Laboulaye not only despised slavery and saw this statue as a way to highlight moral values, but he thought it would be a way to protest the oppressive tendencies in his home country and around the world.


Once the Emancipation Proclamation was signed in 1865, Laboulaye’s dreams turned into reality. His foundation, the French Anti-Slavery Society, pushed for a global end to slavery and also aided newly freed American slaves with funds. The broken shackle on Lady Liberty’s left foot was a powerful image.


The United States is truly a living and breathing representation of her citizens. While we all work harder to maintain the values that our Founding Fathers instilled in our Constitution and believed in, Lady Liberty continues to be a beacon of hope for those around the world. As a country, we continue to push for equality at home and abroad, and Lady Liberty stands tall, encouraging us along our way. 

 

Writing on the Monument

There is a famous poem actually associated with the Statue of Liberty, written by none other than Emma Lazarus, titled “New Colossus.” This body of work was written in an attempt to fundraise money for a pedestal for the monument to be placed upon, which was obviously a burdened success.

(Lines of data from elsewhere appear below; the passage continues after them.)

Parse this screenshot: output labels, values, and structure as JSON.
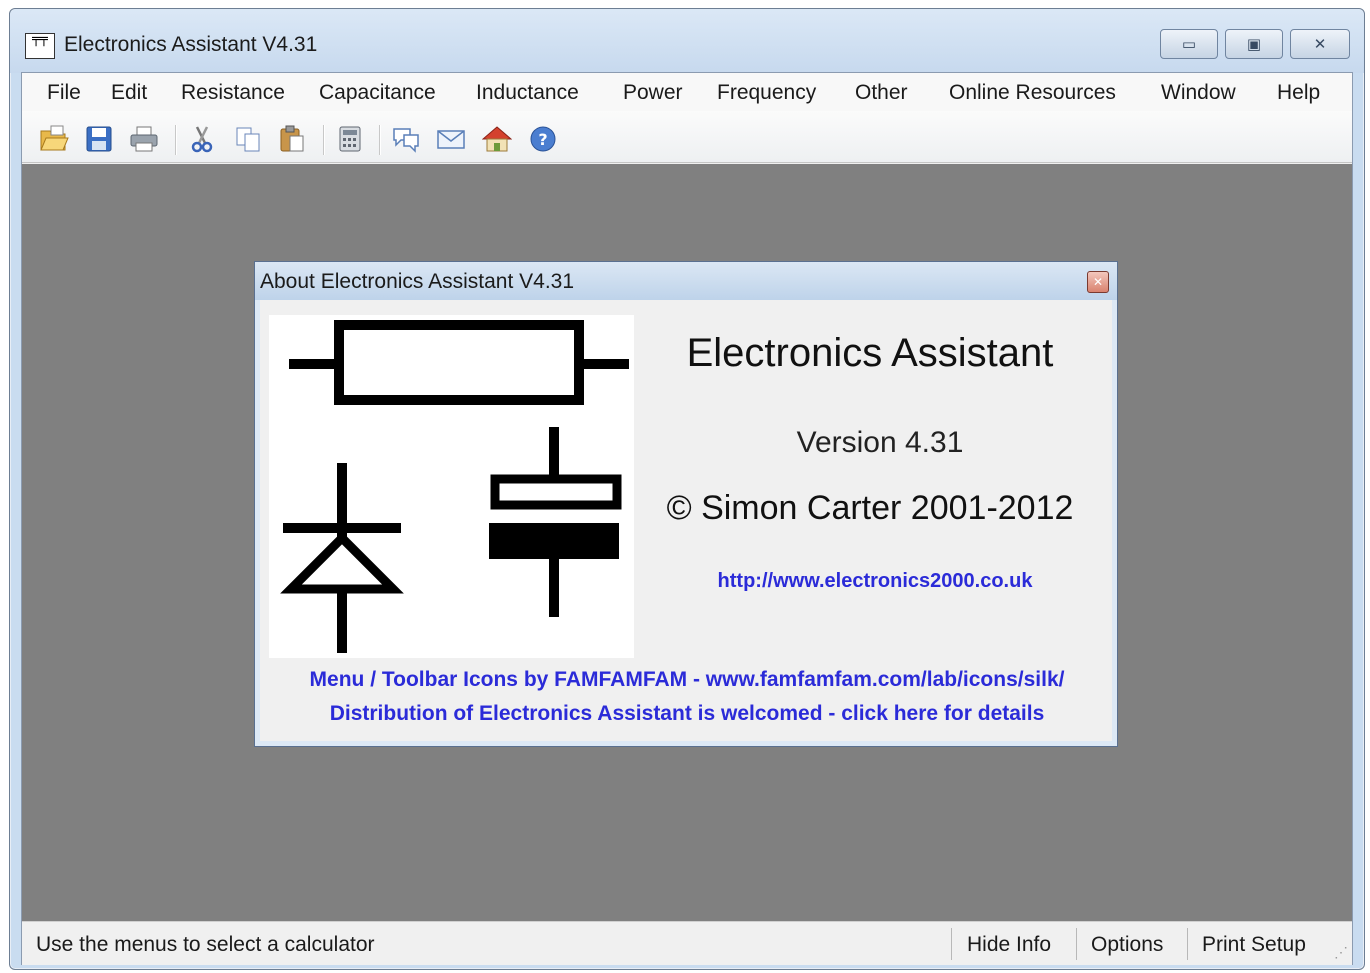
{
  "window": {
    "title": "Electronics Assistant V4.31",
    "app_icon_glyph": "╤╤",
    "minimize_glyph": "▭",
    "maximize_glyph": "▣",
    "close_glyph": "✕"
  },
  "menu": {
    "items": [
      "File",
      "Edit",
      "Resistance",
      "Capacitance",
      "Inductance",
      "Power",
      "Frequency",
      "Other",
      "Online Resources",
      "Window",
      "Help"
    ]
  },
  "toolbar": {
    "icons": [
      "open-folder-icon",
      "save-disk-icon",
      "printer-icon",
      "cut-scissors-icon",
      "copy-icon",
      "paste-icon",
      "calculator-icon",
      "comment-bubble-icon",
      "email-envelope-icon",
      "home-icon",
      "help-icon"
    ]
  },
  "about": {
    "title": "About Electronics Assistant V4.31",
    "close_glyph": "✕",
    "app_name": "Electronics Assistant",
    "version": "Version 4.31",
    "copyright": "© Simon Carter 2001-2012",
    "url": "http://www.electronics2000.co.uk",
    "credit_line": "Menu / Toolbar Icons by FAMFAMFAM - www.famfamfam.com/lab/icons/silk/",
    "distribution_line": "Distribution of Electronics Assistant is welcomed - click here for details"
  },
  "status": {
    "text": "Use the menus to select a calculator",
    "hide_info": "Hide Info",
    "options": "Options",
    "print_setup": "Print Setup"
  },
  "colors": {
    "link": "#2b2bd8",
    "mdi_background": "#808080"
  }
}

Once Lazarus passed away in 1900, one of her close friends campaigned to memorialize her, which also came to fruition as her poem was mounted on the pedestal itself. Its famous finishing lines read, “Send these, homeless, tempest-tossed to me,/ I lift my lamp beside the golden door!”


This symbolizes the freedoms that the United States offers to those looking for new opportunities around the world who venture to our country. Although this poem is not actually presented upon Lady Liberty herself, there is a bit of text that is only identified on the tablet she’s holding with her left hand, which reads “JULY IV MDCCLXXVI,” which translates to July 4, 1776.


Yes, that’s correct; she is holding the date on which the Declaration of Independence was adopted by the United States, thus inciting the American Revolution and the beginning to our country becoming the free nation that it is today!

 

 

Lady Liberty

Finally, the Statue of Liberty is one of the most famous man-made landmarks to ever be created in the history of the human race. Not only is it aesthetically remarkable given its immense size and intricate design, this monument gifted to our country by the people of France over two centuries ago represents a large array of hidden meanings. This massive structure serves as a symbol of hope, freedom, and equal opportunity to all those who choose to venture to the United States and join our great nation.


During times of mass immigration in the late 19th and early 20th century, people would travel across the Atlantic Ocean to “The land of opportunity” to start their new lives and view Lady Liberty as soon as they could see land. Her appearance designed after the Roman Goddess Libertas symbolized freedom from tyranny, while her right foot, tablet, torch, and broken chains also personified the enlightenment that our country has in providing a path towards liberty and abolishing slavery. 


She is a celebration of our Union’s Civil War victory and a reminder of the tangible friendship formed with France a century prior to its construction for helping create the great country we know today as America: the land of the free and the home of the brave.


Representations of our country help encourage patriotism and pride. When looking for American flags that support the spirit of Lady Liberty, look for Allegiance. We made American-made flags made by skilled seamstresses here in our great country. American-made products are a shining example of the promise of the United States: we are the land of opportunity. 

 

Sources:

 

Lady Liberty & Immigration | The City Reliquary

History of the Statue of Liberty | How Tall is the Statue of Liberty?

Statue of Liberty - National Monument New York | National Park Service

What is the quote on the Statue of Liberty? | How Tall is the Statue of Liberty?

The New Colossus by Emma Lazarus | Poetry Foundation